In the 1970s, partially in response to the determination of Wilkins and Murry, wrong-headed union officials formed a purposeful but tragically mistaken alliance with Montana’s extractive industries, including the W.R. Grace Company. Instead of uniting with those organizations whose causes were common to theirs – community, environmental and worker safety groups – some unions joined forces with those companies who saw clean water, air and worker health and safety as a threat to their bottom line of profits first. Through those new alliances, the companies rather than the workers defined the issues affecting workplace safety.

Those bazaar company-union alliances have negatively affected workers’ salaries and safety in Montana for three decades. From the forests, to the Butte mines, to the coalfields of eastern Montana, the power of unions and the rights of workers have been marginalized by the toxic politics of bad alliances.

And while we are asking questions – here is one: " Where were Libby’s workers?"

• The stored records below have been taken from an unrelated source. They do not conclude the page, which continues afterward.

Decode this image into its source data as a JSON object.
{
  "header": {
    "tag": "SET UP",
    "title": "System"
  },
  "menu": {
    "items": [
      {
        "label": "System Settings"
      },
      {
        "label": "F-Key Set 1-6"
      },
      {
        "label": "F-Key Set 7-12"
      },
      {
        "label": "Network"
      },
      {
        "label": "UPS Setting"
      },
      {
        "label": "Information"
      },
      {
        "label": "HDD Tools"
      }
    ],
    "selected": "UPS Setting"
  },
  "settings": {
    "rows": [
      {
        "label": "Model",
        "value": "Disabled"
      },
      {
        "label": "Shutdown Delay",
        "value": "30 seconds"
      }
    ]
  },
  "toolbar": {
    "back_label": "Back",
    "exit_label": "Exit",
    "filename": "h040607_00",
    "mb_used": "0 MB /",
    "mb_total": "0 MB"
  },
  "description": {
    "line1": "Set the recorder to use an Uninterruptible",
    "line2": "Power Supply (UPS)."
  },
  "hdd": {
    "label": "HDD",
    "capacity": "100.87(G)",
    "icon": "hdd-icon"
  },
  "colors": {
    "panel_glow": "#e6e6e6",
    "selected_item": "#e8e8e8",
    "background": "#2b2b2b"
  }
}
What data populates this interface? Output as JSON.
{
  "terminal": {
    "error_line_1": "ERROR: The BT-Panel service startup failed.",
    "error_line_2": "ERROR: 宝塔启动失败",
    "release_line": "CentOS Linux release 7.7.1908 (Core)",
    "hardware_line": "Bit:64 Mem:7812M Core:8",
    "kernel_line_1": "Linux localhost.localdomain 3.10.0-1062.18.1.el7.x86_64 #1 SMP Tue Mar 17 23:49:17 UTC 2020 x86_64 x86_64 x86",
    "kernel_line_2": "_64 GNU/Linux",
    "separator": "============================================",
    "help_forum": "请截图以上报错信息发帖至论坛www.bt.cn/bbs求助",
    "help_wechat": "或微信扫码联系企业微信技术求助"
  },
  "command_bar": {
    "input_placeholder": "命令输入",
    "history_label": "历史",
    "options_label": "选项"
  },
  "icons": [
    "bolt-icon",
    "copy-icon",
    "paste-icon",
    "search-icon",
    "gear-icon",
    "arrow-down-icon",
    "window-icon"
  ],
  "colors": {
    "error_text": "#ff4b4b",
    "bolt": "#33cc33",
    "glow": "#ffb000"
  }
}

Were they demanding to know why they were attending so many of their friends’ funerals? Were they insisting that their unions, the State of Montana and the U.S. Congress confront the W.R. Grace mining company?

Let’s face it, the answer, tragically, is no. As with too many workers in many other places, having a job was paramount and those who " rocked that boat" were punished. The workers in Libby were virtually silent as their fellow workers wheezed and gasped on their plunge toward death.

We all now understand that the situation would have been far different if those Libby workers could, by some magic, have viewed a fast-forward of the poisons and funerals and economic tragedy that would engulf them. However, for three decades most of them believed they were protecting themselves and their families by protecting the very company that was hiding the terrible knowledge about the mine’s toxic emission.

It is now clear that the obligation of the union leaders was to sound a clear and certain alarm and to form common cause not with the companies but rather with environmental and community organizations.

By doing that, organized labor could have saved hundreds of lives and spared the workers and the town of Libby, Montana, of its tragic and unnecessary calamity.


PAT WILLIAMS served nine terms as a U.S. Representative from Montana. After his retirement, he returned to Montana and is teaching at The University of Montana where he also serves as a Senior Fellow at the Center for the Rocky Mountain West